No I am not talking about shedding blood. I am talking about your print files. They need to bleed. What does that mean?

Here is a brief summary of the lines and spaces you need to be aware of on every print job.

  1. The cut line – where you want your job to be cut, it is the finished flat piece.
  2. The bleed line – a line that is outside of the cut line. All artwork that touches the cutline needs to bleed at least ⅛” past the cut line.
  3. Safety area – where we recommend all text not go past. It is ⅛” inside of the cut line.
  4. Folding lines – Make sure not to have important info or images on the fold lines.
  5. Die Lines – if you are creating a custom shaped piece you will need to work with die linesSetup Bleed

Of all of these the bleed is the most important and also the most overlooked. In all of the project files that come into the shop here at Citrograph Printing Co. I have to tell people at least once a week that they need to add the bleed to their files.

Why bleed?

The bleed is so important because when a job is printed there is always a little shift of where the image is printing on the sheet of paper that happens during a print run. When printing a job I have seen shift of almost 1/8″ on a digital press. This is a bit on the extreme end but it can happen depending on the paper and how the machine is running at the time. A traditional offset press is going to be much more precise, but some times a shift can happen. Now add a second side to the print job and that shift of the image gets compounded to cause quite an issue. If there is no bleed included a white gap will show on one or all the edges of your prints.

How do you set up bleeds within your files?

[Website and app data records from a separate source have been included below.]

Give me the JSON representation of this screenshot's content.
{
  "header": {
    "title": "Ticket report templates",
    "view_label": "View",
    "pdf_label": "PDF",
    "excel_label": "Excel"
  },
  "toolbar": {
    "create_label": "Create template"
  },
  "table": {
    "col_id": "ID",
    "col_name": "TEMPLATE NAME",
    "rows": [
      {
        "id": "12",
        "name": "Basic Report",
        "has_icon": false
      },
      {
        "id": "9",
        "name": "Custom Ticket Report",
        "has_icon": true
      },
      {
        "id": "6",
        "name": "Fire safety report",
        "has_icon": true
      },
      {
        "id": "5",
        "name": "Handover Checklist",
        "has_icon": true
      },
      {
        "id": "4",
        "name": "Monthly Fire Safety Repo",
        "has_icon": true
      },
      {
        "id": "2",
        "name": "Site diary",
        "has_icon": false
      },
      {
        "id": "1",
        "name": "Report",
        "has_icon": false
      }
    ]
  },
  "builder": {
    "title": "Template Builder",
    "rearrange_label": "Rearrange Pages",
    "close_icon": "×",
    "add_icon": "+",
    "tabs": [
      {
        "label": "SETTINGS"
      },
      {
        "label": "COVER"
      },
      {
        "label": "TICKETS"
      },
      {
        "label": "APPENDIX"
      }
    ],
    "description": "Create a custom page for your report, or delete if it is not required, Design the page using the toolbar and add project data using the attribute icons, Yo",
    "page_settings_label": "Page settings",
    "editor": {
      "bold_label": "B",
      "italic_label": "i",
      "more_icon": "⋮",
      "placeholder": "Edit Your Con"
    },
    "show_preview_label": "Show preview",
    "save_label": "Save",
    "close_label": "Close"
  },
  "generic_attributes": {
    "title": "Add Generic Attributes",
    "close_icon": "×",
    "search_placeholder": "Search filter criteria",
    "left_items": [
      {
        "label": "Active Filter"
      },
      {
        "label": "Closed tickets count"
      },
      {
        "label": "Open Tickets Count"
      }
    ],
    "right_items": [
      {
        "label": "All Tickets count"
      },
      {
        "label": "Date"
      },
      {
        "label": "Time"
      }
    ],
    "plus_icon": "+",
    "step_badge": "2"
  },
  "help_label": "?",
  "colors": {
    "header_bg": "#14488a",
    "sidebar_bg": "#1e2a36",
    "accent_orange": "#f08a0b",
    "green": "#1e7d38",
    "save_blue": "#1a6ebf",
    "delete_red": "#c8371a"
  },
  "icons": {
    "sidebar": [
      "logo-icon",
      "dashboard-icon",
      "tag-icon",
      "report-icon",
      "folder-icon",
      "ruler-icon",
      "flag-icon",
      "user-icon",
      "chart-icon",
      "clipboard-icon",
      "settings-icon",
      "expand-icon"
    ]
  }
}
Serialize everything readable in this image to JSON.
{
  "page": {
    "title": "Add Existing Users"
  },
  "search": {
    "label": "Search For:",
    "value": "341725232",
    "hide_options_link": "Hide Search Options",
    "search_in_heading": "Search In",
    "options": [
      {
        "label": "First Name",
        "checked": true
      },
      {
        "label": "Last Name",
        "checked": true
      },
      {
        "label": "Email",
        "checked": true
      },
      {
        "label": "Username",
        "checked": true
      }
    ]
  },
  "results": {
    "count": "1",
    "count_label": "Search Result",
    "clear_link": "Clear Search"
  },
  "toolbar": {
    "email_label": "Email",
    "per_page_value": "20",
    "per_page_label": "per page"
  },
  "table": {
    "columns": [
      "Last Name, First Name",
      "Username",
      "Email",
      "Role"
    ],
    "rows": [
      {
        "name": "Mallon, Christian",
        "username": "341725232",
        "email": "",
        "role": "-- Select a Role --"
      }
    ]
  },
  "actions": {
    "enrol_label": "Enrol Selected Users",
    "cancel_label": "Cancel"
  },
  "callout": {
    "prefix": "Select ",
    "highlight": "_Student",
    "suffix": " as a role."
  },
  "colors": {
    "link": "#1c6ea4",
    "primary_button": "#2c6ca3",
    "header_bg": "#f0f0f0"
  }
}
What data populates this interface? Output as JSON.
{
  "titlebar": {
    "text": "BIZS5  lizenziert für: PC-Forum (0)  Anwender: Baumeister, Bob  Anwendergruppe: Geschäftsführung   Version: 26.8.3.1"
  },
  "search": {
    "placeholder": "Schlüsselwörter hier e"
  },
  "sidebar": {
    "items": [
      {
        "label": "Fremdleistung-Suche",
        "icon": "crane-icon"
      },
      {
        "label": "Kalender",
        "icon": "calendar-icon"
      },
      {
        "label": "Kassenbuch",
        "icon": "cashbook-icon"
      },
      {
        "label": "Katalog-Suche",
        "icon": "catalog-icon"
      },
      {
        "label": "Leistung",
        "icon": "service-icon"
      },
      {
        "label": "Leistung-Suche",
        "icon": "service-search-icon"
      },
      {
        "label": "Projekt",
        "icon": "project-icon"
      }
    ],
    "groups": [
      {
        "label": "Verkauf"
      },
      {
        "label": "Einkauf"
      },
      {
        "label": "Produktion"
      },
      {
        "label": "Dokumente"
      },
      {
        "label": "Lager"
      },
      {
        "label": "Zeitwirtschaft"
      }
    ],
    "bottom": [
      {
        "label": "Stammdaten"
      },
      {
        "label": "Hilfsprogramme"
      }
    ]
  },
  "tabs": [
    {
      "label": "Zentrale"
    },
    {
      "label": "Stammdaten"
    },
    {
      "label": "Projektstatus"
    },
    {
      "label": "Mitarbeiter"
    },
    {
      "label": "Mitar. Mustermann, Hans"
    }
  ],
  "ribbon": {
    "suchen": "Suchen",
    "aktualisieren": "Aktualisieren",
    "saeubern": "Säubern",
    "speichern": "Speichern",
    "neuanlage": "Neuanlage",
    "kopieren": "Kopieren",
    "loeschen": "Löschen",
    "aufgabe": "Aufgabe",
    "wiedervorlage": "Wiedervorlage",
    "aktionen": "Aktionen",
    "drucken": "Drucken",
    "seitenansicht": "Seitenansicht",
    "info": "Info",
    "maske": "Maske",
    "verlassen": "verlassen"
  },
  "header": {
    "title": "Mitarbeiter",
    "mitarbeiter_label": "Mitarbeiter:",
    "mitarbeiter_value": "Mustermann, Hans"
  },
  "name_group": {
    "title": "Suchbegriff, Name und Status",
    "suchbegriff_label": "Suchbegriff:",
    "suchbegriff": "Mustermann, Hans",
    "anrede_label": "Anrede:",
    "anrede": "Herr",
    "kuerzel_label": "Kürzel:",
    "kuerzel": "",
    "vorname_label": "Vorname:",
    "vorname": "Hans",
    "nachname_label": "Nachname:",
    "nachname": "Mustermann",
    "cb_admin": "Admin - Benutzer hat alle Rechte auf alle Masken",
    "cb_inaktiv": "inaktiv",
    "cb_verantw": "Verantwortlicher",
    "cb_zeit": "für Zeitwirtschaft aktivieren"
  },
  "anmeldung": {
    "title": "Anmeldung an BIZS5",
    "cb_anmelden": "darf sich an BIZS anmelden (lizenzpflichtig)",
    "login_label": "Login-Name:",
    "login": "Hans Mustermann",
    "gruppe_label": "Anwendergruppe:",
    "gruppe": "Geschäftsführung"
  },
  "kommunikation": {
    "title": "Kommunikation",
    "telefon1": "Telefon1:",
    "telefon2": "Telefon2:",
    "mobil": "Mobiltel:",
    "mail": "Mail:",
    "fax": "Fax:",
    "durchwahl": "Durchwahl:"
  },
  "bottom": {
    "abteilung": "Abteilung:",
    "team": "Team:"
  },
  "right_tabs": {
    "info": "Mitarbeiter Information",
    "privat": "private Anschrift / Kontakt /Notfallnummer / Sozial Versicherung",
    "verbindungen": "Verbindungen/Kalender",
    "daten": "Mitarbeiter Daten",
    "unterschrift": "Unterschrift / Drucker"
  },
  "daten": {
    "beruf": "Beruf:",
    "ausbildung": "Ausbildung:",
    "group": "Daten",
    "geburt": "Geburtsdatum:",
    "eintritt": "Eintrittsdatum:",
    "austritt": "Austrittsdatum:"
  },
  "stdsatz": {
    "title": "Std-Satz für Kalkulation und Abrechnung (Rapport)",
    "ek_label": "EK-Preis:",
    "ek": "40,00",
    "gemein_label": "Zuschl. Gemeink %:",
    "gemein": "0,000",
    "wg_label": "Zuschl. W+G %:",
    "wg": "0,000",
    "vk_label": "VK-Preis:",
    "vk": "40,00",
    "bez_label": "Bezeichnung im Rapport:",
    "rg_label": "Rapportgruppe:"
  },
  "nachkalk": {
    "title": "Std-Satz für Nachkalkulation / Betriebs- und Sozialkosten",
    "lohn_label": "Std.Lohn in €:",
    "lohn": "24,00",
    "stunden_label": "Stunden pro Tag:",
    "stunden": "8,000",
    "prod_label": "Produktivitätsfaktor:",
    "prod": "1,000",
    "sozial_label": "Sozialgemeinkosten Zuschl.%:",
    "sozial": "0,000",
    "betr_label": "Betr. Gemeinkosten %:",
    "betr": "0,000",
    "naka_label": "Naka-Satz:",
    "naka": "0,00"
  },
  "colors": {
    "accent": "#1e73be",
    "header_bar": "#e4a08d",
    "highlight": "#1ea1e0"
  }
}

In most programs it is something you would specify at the start of the project when you are creating the document size. If your project is already underway there is normally a document setup option where you can add the space needed. Once it is there you can expand your artwork to fit the new space. If no bleed setting is available in the program you are using to create the files you will need to make the document size larger by 1/4″ and then place guides in the document 1/8″ inside of all the edges.

Depending on how the job is run, on a press, digital printing or large format, the measurements may change slightly. There will also be variances as well with different media, for example, foam-board, vinyl banners, and coroplast might all have different bleed requirements.

Written by zach